=== What you have to do ===
Your reply should reproduce the data below without a single alteration, apart from dropping the images.

=== Given data ===
====================
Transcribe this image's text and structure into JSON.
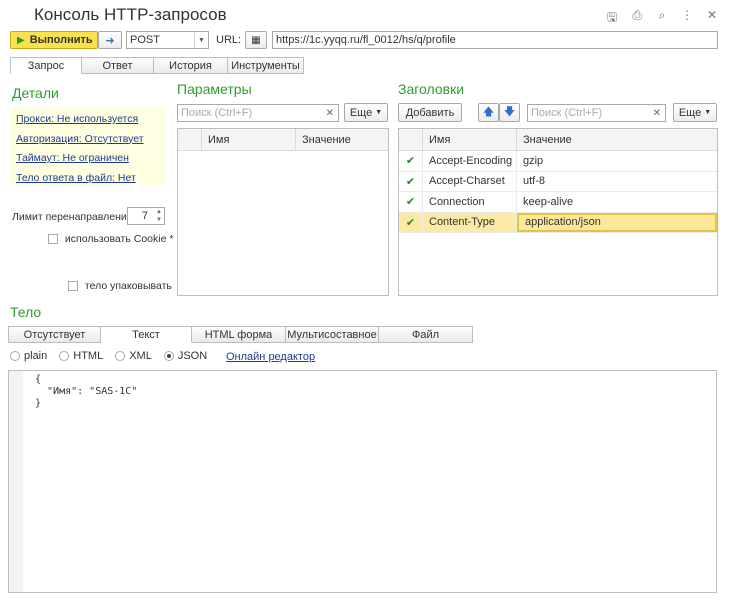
{
  "window": {
    "title": "Консоль  HTTP-запросов"
  },
  "toolbar": {
    "run_label": "Выполнить",
    "method": "POST",
    "url_label": "URL:",
    "url_value": "https://1c.yyqq.ru/fl_0012/hs/q/profile"
  },
  "main_tabs": [
    "Запрос",
    "Ответ",
    "История",
    "Инструменты"
  ],
  "details": {
    "title": "Детали",
    "links": [
      "Прокси: Не используется",
      "Авторизация: Отсутствует",
      "Таймаут: Не ограничен",
      "Тело ответа в файл: Нет"
    ],
    "redirect_label": "Лимит перенаправлений:",
    "redirect_value": "7",
    "cookie_label": "использовать Cookie *",
    "pack_label": "тело упаковывать"
  },
  "params": {
    "title": "Параметры",
    "search_placeholder": "Поиск (Ctrl+F)",
    "more_label": "Еще",
    "columns": [
      "Имя",
      "Значение"
    ]
  },
  "headers": {
    "title": "Заголовки",
    "add_label": "Добавить",
    "search_placeholder": "Поиск (Ctrl+F)",
    "more_label": "Еще",
    "columns": [
      "Имя",
      "Значение"
    ],
    "rows": [
      {
        "name": "Accept-Encoding",
        "value": "gzip"
      },
      {
        "name": "Accept-Charset",
        "value": "utf-8"
      },
      {
        "name": "Connection",
        "value": "keep-alive"
      },
      {
        "name": "Content-Type",
        "value": "application/json"
      }
    ]
  },
  "body": {
    "title": "Тело",
    "tabs": [
      "Отсутствует",
      "Текст",
      "HTML форма",
      "Мультисоставное",
      "Файл"
    ],
    "formats": [
      "plain",
      "HTML",
      "XML",
      "JSON"
    ],
    "selected_format": "JSON",
    "editor_link": "Онлайн редактор",
    "content": "{\n  \"Имя\": \"SAS-1C\"\n}"
  },
  "icons": [
    "save-icon",
    "print-icon",
    "preview-icon",
    "more-icon",
    "close-icon",
    "play-icon",
    "arrow-right-icon",
    "picker-icon",
    "arrow-up-icon",
    "arrow-down-icon",
    "clear-icon",
    "check-icon"
  ]
}
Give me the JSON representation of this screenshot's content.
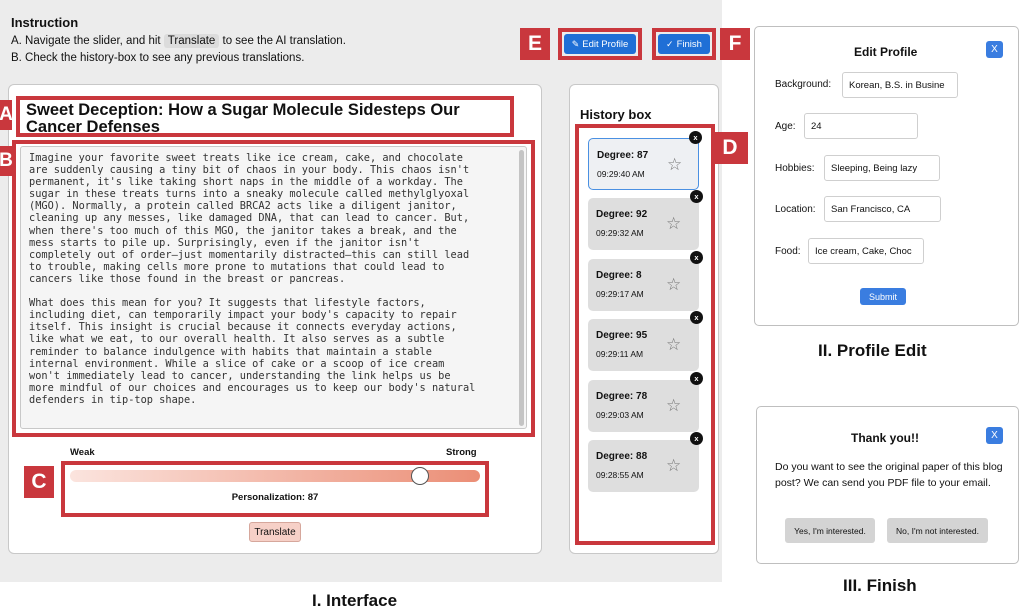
{
  "instruction": {
    "title": "Instruction",
    "line_a_prefix": "A. Navigate the slider, and hit",
    "line_a_chip": "Translate",
    "line_a_suffix": "to see the AI translation.",
    "line_b": "B. Check the history-box to see any previous translations."
  },
  "labels": {
    "a": "A",
    "b": "B",
    "c": "C",
    "d": "D",
    "e": "E",
    "f": "F"
  },
  "header_buttons": {
    "edit_profile": "Edit Profile",
    "finish": "Finish"
  },
  "article": {
    "title": "Sweet Deception: How a Sugar Molecule Sidesteps Our Cancer Defenses",
    "body": "Imagine your favorite sweet treats like ice cream, cake, and chocolate\nare suddenly causing a tiny bit of chaos in your body. This chaos isn't\npermanent, it's like taking short naps in the middle of a workday. The\nsugar in these treats turns into a sneaky molecule called methylglyoxal\n(MGO). Normally, a protein called BRCA2 acts like a diligent janitor,\ncleaning up any messes, like damaged DNA, that can lead to cancer. But,\nwhen there's too much of this MGO, the janitor takes a break, and the\nmess starts to pile up. Surprisingly, even if the janitor isn't\ncompletely out of order—just momentarily distracted—this can still lead\nto trouble, making cells more prone to mutations that could lead to\ncancers like those found in the breast or pancreas.\n\nWhat does this mean for you? It suggests that lifestyle factors,\nincluding diet, can temporarily impact your body's capacity to repair\nitself. This insight is crucial because it connects everyday actions,\nlike what we eat, to our overall health. It also serves as a subtle\nreminder to balance indulgence with habits that maintain a stable\ninternal environment. While a slice of cake or a scoop of ice cream\nwon't immediately lead to cancer, understanding the link helps us be\nmore mindful of our choices and encourages us to keep our body's natural\ndefenders in tip-top shape."
  },
  "slider": {
    "weak_label": "Weak",
    "strong_label": "Strong",
    "personalization_text": "Personalization: 87",
    "value": 87,
    "min": 0,
    "max": 100
  },
  "translate_button": "Translate",
  "history": {
    "title": "History box",
    "close_glyph": "x",
    "items": [
      {
        "degree": "Degree: 87",
        "time": "09:29:40 AM",
        "selected": true
      },
      {
        "degree": "Degree: 92",
        "time": "09:29:32 AM",
        "selected": false
      },
      {
        "degree": "Degree: 8",
        "time": "09:29:17 AM",
        "selected": false
      },
      {
        "degree": "Degree: 95",
        "time": "09:29:11 AM",
        "selected": false
      },
      {
        "degree": "Degree: 78",
        "time": "09:29:03 AM",
        "selected": false
      },
      {
        "degree": "Degree: 88",
        "time": "09:28:55 AM",
        "selected": false
      }
    ]
  },
  "profile_edit": {
    "title": "Edit Profile",
    "close_label": "X",
    "fields": [
      {
        "label": "Background:",
        "value": "Korean, B.S. in Busine"
      },
      {
        "label": "Age:",
        "value": "24"
      },
      {
        "label": "Hobbies:",
        "value": "Sleeping, Being lazy"
      },
      {
        "label": "Location:",
        "value": "San Francisco, CA"
      },
      {
        "label": "Food:",
        "value": "Ice cream, Cake, Choc"
      }
    ],
    "submit": "Submit"
  },
  "finish_dialog": {
    "title": "Thank you!!",
    "close_label": "X",
    "body": "Do you want to see the original paper of this blog post? We can send you PDF file to your email.",
    "yes": "Yes, I'm interested.",
    "no": "No, I'm not interested."
  },
  "captions": {
    "interface": "I. Interface",
    "profile": "II. Profile Edit",
    "finish": "III. Finish"
  },
  "colors": {
    "highlight_red": "#c9373d",
    "primary_blue": "#1f6fd6",
    "translate_peach": "#f6d0c7",
    "slider_end": "#eb8e76"
  }
}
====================
=== Output of the exercise ===
Transcribe this image's text and structure into JSON.
{
  "window": {
    "title": "Консоль  HTTP-запросов"
  },
  "toolbar": {
    "run_label": "Выполнить",
    "method": "POST",
    "url_label": "URL:",
    "url_value": "https://1c.yyqq.ru/fl_0012/hs/q/profile"
  },
  "main_tabs": [
    "Запрос",
    "Ответ",
    "История",
    "Инструменты"
  ],
  "details": {
    "title": "Детали",
    "links": [
      "Прокси: Не используется",
      "Авторизация: Отсутствует",
      "Таймаут: Не ограничен",
      "Тело ответа в файл: Нет"
    ],
    "redirect_label": "Лимит перенаправлений:",
    "redirect_value": "7",
    "cookie_label": "использовать Cookie *",
    "pack_label": "тело упаковывать"
  },
  "params": {
    "title": "Параметры",
    "search_placeholder": "Поиск (Ctrl+F)",
    "more_label": "Еще",
    "columns": [
      "Имя",
      "Значение"
    ]
  },
  "headers": {
    "title": "Заголовки",
    "add_label": "Добавить",
    "search_placeholder": "Поиск (Ctrl+F)",
    "more_label": "Еще",
    "columns": [
      "Имя",
      "Значение"
    ],
    "rows": [
      {
        "name": "Accept-Encoding",
        "value": "gzip"
      },
      {
        "name": "Accept-Charset",
        "value": "utf-8"
      },
      {
        "name": "Connection",
        "value": "keep-alive"
      },
      {
        "name": "Content-Type",
        "value": "application/json"
      }
    ]
  },
  "body": {
    "title": "Тело",
    "tabs": [
      "Отсутствует",
      "Текст",
      "HTML форма",
      "Мультисоставное",
      "Файл"
    ],
    "formats": [
      "plain",
      "HTML",
      "XML",
      "JSON"
    ],
    "selected_format": "JSON",
    "editor_link": "Онлайн редактор",
    "content": "{\n  \"Имя\": \"SAS-1C\"\n}"
  },
  "icons": [
    "save-icon",
    "print-icon",
    "preview-icon",
    "more-icon",
    "close-icon",
    "play-icon",
    "arrow-right-icon",
    "picker-icon",
    "arrow-up-icon",
    "arrow-down-icon",
    "clear-icon",
    "check-icon"
  ]
}
Give me the JSON representation of this screenshot's content.
{
  "instruction": {
    "title": "Instruction",
    "line_a_prefix": "A. Navigate the slider, and hit",
    "line_a_chip": "Translate",
    "line_a_suffix": "to see the AI translation.",
    "line_b": "B. Check the history-box to see any previous translations."
  },
  "labels": {
    "a": "A",
    "b": "B",
    "c": "C",
    "d": "D",
    "e": "E",
    "f": "F"
  },
  "header_buttons": {
    "edit_profile": "Edit Profile",
    "finish": "Finish"
  },
  "article": {
    "title": "Sweet Deception: How a Sugar Molecule Sidesteps Our Cancer Defenses",
    "body": "Imagine your favorite sweet treats like ice cream, cake, and chocolate\nare suddenly causing a tiny bit of chaos in your body. This chaos isn't\npermanent, it's like taking short naps in the middle of a workday. The\nsugar in these treats turns into a sneaky molecule called methylglyoxal\n(MGO). Normally, a protein called BRCA2 acts like a diligent janitor,\ncleaning up any messes, like damaged DNA, that can lead to cancer. But,\nwhen there's too much of this MGO, the janitor takes a break, and the\nmess starts to pile up. Surprisingly, even if the janitor isn't\ncompletely out of order—just momentarily distracted—this can still lead\nto trouble, making cells more prone to mutations that could lead to\ncancers like those found in the breast or pancreas.\n\nWhat does this mean for you? It suggests that lifestyle factors,\nincluding diet, can temporarily impact your body's capacity to repair\nitself. This insight is crucial because it connects everyday actions,\nlike what we eat, to our overall health. It also serves as a subtle\nreminder to balance indulgence with habits that maintain a stable\ninternal environment. While a slice of cake or a scoop of ice cream\nwon't immediately lead to cancer, understanding the link helps us be\nmore mindful of our choices and encourages us to keep our body's natural\ndefenders in tip-top shape."
  },
  "slider": {
    "weak_label": "Weak",
    "strong_label": "Strong",
    "personalization_text": "Personalization: 87",
    "value": 87,
    "min": 0,
    "max": 100
  },
  "translate_button": "Translate",
  "history": {
    "title": "History box",
    "close_glyph": "x",
    "items": [
      {
        "degree": "Degree: 87",
        "time": "09:29:40 AM",
        "selected": true
      },
      {
        "degree": "Degree: 92",
        "time": "09:29:32 AM",
        "selected": false
      },
      {
        "degree": "Degree: 8",
        "time": "09:29:17 AM",
        "selected": false
      },
      {
        "degree": "Degree: 95",
        "time": "09:29:11 AM",
        "selected": false
      },
      {
        "degree": "Degree: 78",
        "time": "09:29:03 AM",
        "selected": false
      },
      {
        "degree": "Degree: 88",
        "time": "09:28:55 AM",
        "selected": false
      }
    ]
  },
  "profile_edit": {
    "title": "Edit Profile",
    "close_label": "X",
    "fields": [
      {
        "label": "Background:",
        "value": "Korean, B.S. in Busine"
      },
      {
        "label": "Age:",
        "value": "24"
      },
      {
        "label": "Hobbies:",
        "value": "Sleeping, Being lazy"
      },
      {
        "label": "Location:",
        "value": "San Francisco, CA"
      },
      {
        "label": "Food:",
        "value": "Ice cream, Cake, Choc"
      }
    ],
    "submit": "Submit"
  },
  "finish_dialog": {
    "title": "Thank you!!",
    "close_label": "X",
    "body": "Do you want to see the original paper of this blog post? We can send you PDF file to your email.",
    "yes": "Yes, I'm interested.",
    "no": "No, I'm not interested."
  },
  "captions": {
    "interface": "I. Interface",
    "profile": "II. Profile Edit",
    "finish": "III. Finish"
  },
  "colors": {
    "highlight_red": "#c9373d",
    "primary_blue": "#1f6fd6",
    "translate_peach": "#f6d0c7",
    "slider_end": "#eb8e76"
  }
}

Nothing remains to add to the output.